Beyond this, Chapman stresses that many caregivers benefit from getting their own counsel from a mental health professional who can help them “process their feelings and develop additional coping skills.”
There’s no road map for how to navigate the complexities of supporting someone you love who has received a cancer diagnosis.
Couric says that when she and her family were dealing with her husband’s illness, it was in the “very nascent stage of the internet, and I also think that was a time when people just weren’t, in general, open about sharing their personal lives and what was going on in their families.”
She notes that we live in a different age today, a time when the stigma around cancer is somewhat diminished, and social media has given people a platform where they can seek advice and look for support.
Chapman adds there are many in-person as well as online caregiver support groups nationwide.
Chapman says one thing that doesn’t always get discussed is that caregivers should find ways to “connect with and enjoy the person for whom they are providing care,” as it can restore a sense of normalcy to not just day-to-day life, but also the relationship between caregiver and loved one.
Couric says that sense of interpersonal connection is part of the appeal of the new campaign she’s participating in. It centers on giving people the tool of storytelling to open up about their own experiences.
When it comes to her own role as a storyteller, Couric says she thinks she’s always been an empathetic person, but that empathy was heightened after going through her experiences with her husband and sister.
“I think that I became more empathetic as a result, and I think when people were going through losses, I think they felt even more comfortable talking to me because they understood how I had been affected by it personally,” Couric explained.
“So, I think it just made me even better at my job in terms of understanding and appreciating and relating to painful situations where people had to deal with any kind of illness and loss,” she added.
Couric says that just the act of opening up and sharing with others can provide a needed catharsis, a sense of community.
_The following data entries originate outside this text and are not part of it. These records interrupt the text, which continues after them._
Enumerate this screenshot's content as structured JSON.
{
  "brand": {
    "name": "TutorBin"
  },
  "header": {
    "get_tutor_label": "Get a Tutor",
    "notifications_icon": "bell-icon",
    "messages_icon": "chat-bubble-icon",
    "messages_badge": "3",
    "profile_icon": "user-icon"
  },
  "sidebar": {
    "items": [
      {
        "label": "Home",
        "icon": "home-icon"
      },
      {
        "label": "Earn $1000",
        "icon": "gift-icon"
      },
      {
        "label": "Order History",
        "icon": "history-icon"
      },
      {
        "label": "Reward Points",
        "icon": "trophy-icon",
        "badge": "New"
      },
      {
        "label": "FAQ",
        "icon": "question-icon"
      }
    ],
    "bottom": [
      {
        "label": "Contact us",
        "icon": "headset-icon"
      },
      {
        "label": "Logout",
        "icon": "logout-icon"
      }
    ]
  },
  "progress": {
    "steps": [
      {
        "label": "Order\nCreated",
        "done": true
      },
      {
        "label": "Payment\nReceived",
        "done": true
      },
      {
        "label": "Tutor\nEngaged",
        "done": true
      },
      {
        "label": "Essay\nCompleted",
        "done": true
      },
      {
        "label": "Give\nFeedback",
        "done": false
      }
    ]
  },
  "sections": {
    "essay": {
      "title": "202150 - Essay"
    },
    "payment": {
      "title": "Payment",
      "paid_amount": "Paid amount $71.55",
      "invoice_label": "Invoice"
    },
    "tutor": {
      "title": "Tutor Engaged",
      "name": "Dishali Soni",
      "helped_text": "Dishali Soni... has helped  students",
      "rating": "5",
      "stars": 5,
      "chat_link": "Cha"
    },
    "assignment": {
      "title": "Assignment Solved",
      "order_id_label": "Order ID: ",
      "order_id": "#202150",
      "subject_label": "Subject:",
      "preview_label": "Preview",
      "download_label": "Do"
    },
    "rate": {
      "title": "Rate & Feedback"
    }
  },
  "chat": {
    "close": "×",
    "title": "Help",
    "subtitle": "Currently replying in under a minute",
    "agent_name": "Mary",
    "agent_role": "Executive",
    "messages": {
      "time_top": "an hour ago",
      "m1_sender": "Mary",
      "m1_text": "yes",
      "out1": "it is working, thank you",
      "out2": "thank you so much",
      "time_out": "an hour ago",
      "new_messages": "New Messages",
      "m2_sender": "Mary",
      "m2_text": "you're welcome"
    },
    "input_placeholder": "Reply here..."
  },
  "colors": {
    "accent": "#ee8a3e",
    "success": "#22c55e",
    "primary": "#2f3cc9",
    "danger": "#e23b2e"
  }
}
“I think the challenge for people is you don’t want your cancer experience to define everything about you,” she said. “I think that’s interesting for everyone to think about. Even if you survived cancer, if you’re a caregiver, I think it can be very defining.”